An excellent swim in the Praia de Copacabana and a strong ride put Reid and Walters firmly in medal contention after the first two stages of Sunday’s competition.
They lost ground on the leaders in the run and were overtaken by Elizabeth Baker and Jillian Petersen of the United States in the closing stages. Walters encouraged Reid to dig deep, though, and they regained third place in the last 100m as Baker stumbled and fell.
Walters, a Sports & Exercise Science graduate who still trains at the Sports Training Village, said: “I knew the Americans were fading so I was just shouting to Melissa, ‘come on, we can do this, we can get that medal’.
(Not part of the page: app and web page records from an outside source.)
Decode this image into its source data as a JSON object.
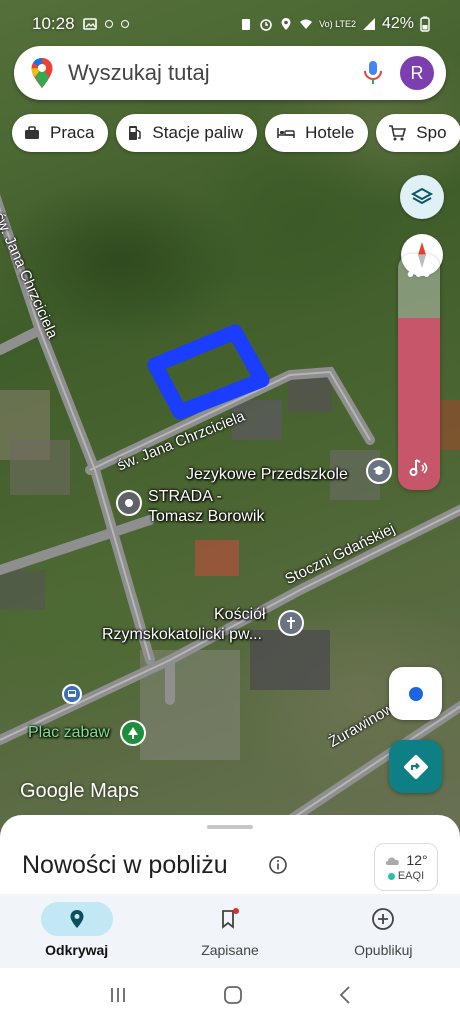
{
  "status_bar": {
    "time": "10:28",
    "network": "Vo) LTE2",
    "battery": "42%"
  },
  "search": {
    "placeholder": "Wyszukaj tutaj",
    "avatar_letter": "R"
  },
  "chips": [
    {
      "label": "Praca",
      "icon": "briefcase-icon"
    },
    {
      "label": "Stacje paliw",
      "icon": "fuel-icon"
    },
    {
      "label": "Hotele",
      "icon": "bed-icon"
    },
    {
      "label": "Spo",
      "icon": "cart-icon"
    }
  ],
  "map": {
    "street_labels": {
      "jana_vertical": "św. Jana Chrzciciela",
      "jana_diag": "św. Jana Chrzciciela",
      "stoczni": "Stoczni Gdańskiej",
      "zurawinowa": "Żurawinowa"
    },
    "pois": {
      "przedszkole": "Jezykowe Przedszkole",
      "strada_line1": "STRADA -",
      "strada_line2": "Tomasz Borowik",
      "kosciol_line1": "Kościół",
      "kosciol_line2": "Rzymskokatolicki pw...",
      "plac": "Plac zabaw"
    },
    "annotation_color": "#1a3dff",
    "attribution_google": "Google",
    "attribution_maps": "Maps"
  },
  "controls": {
    "music_dots": "•••"
  },
  "sheet": {
    "title": "Nowości w pobliżu",
    "weather_temp": "12°",
    "weather_aqi": "EAQI"
  },
  "nav": {
    "items": [
      {
        "label": "Odkrywaj",
        "icon": "location-pin-icon",
        "active": true
      },
      {
        "label": "Zapisane",
        "icon": "bookmark-icon",
        "active": false
      },
      {
        "label": "Opublikuj",
        "icon": "add-circle-icon",
        "active": false
      }
    ]
  },
  "colors": {
    "accent": "#0f7f86",
    "avatar": "#7b3fb0",
    "music": "#c7566a",
    "nav_active": "#c2e7f5"
  }
}
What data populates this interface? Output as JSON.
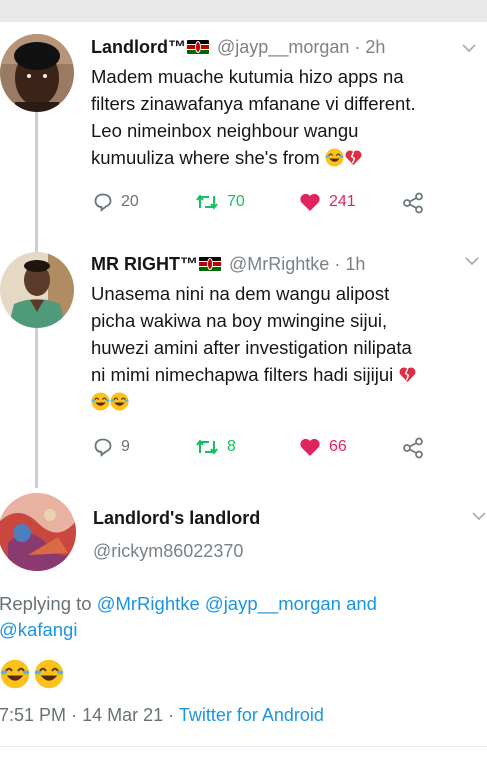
{
  "tweet1": {
    "name": "Landlord™",
    "handle": "@jayp__morgan",
    "time": "· 2h",
    "lines": [
      "Madem muache kutumia hizo apps na",
      "filters zinawafanya mfanane vi different.",
      "Leo nimeinbox neighbour wangu",
      "kumuuliza where she's from"
    ],
    "replies": "20",
    "retweets": "70",
    "likes": "241"
  },
  "tweet2": {
    "name": "MR RIGHT™",
    "handle": "@MrRightke",
    "time": "· 1h",
    "lines": [
      "Unasema nini na dem wangu alipost",
      "picha wakiwa na boy mwingine sijui,",
      "huwezi amini after investigation nilipata",
      "ni mimi nimechapwa filters hadi sijijui"
    ],
    "replies": "9",
    "retweets": "8",
    "likes": "66"
  },
  "tweet3": {
    "name": "Landlord's landlord",
    "handle": "@rickym86022370",
    "replying_prefix": "Replying to",
    "mentions": [
      "@MrRightke",
      "@jayp__morgan",
      "@kafangi"
    ],
    "and_word": "and",
    "time": "7:51 PM",
    "date": "14 Mar 21",
    "separator": "·",
    "source": "Twitter for Android"
  },
  "colors": {
    "link": "#1b95e0",
    "retweet": "#17bf63",
    "like": "#e0245e",
    "muted": "#687176"
  },
  "icons": [
    "reply-icon",
    "retweet-icon",
    "heart-icon",
    "share-icon",
    "chevron-down-icon",
    "kenya-flag-icon",
    "laughing-emoji-icon",
    "broken-heart-emoji-icon"
  ]
}
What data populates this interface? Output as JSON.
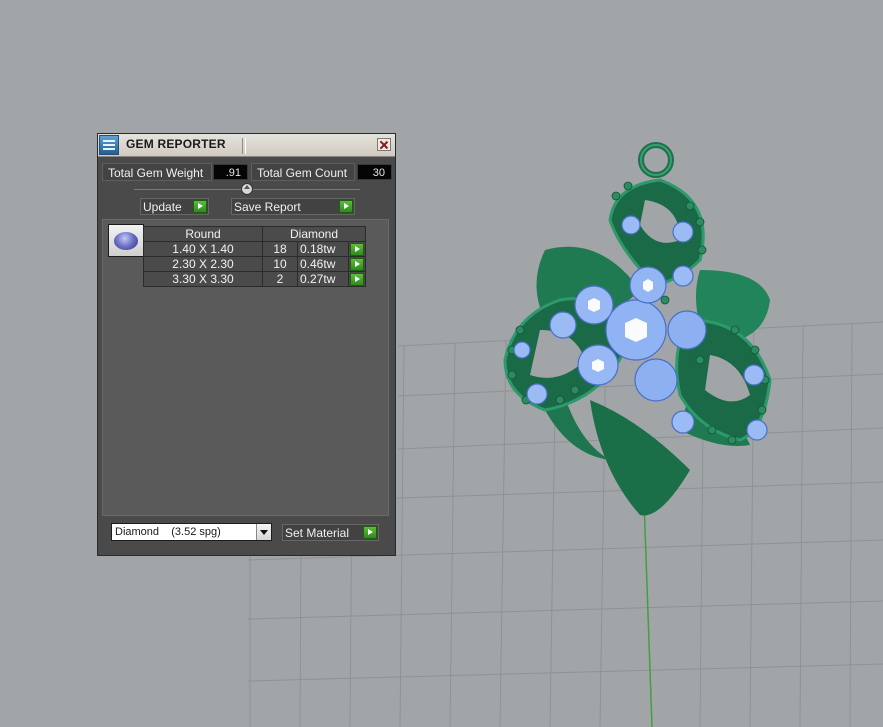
{
  "window": {
    "title": "GEM REPORTER",
    "icons": {
      "app": "gem-reporter-app-icon",
      "close": "close-icon"
    }
  },
  "summary": {
    "total_weight_label": "Total Gem Weight",
    "total_weight_value": ".91",
    "total_count_label": "Total Gem Count",
    "total_count_value": "30"
  },
  "actions": {
    "update_label": "Update",
    "save_report_label": "Save Report"
  },
  "gem_table": {
    "thumbnail_icon": "round-diamond-icon",
    "headers": [
      "Round",
      "Diamond"
    ],
    "rows": [
      {
        "size": "1.40 X 1.40",
        "count": "18",
        "weight": "0.18tw"
      },
      {
        "size": "2.30 X 2.30",
        "count": "10",
        "weight": "0.46tw"
      },
      {
        "size": "3.30 X 3.30",
        "count": "2",
        "weight": "0.27tw"
      }
    ]
  },
  "material": {
    "selected": "Diamond    (3.52 spg)",
    "set_material_label": "Set Material"
  },
  "colors": {
    "panel_bg": "#4a4a4a",
    "play_green": "#3a9a24",
    "metal_green": "#1f7a52",
    "gem_blue": "#8ab0f2",
    "viewport_bg": "#a2a5a8",
    "axis_green": "#3fa03f"
  }
}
“It was incredible, the crowd was amazing, and I was really proud of Melissa to have got there at the end.”
Reid added: “The crowd right at the finish when we were in fourth place were just screaming and screaming. The last 100m, it was just ridiculous.”
Silver went to fellow Brits Alison Patrick and guide Hazel Smith, while Australia’s Katie Kelly and Michellie Jones took the gold.
Saturday saw former Team Bath swimmer David Hill finish tenth in the men’s PT4 competition. It was his second Paralympic appearance, having reached the 100m backstroke final at Athens 2004.
In the Olympic Stadium, 16-year-old athlete Polly Maton – who is coached by Colin Baross at the Sports Training Village – ran 13.09 to finish a fine fifth in Sunday’s T47 100m final.
That was a second final of her Paralympic Games debut for Maton, who was seventh in the T47 long jump on Thursday.
“It was a really enjoyable race,” she said. “It’s been a bit overwhelming but I came here mainly for experience and the Brazilian crowds have been amazing.”
Former University of Bath-based swimmer Stephanie Millward claimed her second medal of the week when she won bronze in Sunday’s 100m freestyle S8 final. She will be confident of adding to that tally when she contests the S8 100m backstroke, in which she is the reigning world-record holder.
“Gutted doesn’t even begin to describe how I feel right now,” said Hunt. “I left everything on the court and gave it my all, just sorry I couldn’t get the result.”
Wheelchair fencer Piers Gilliver will then be going for gold in the Category A epee on Tuesday. Gilliver, who trains at the University of Bath, goes into the competition rated number one in the world.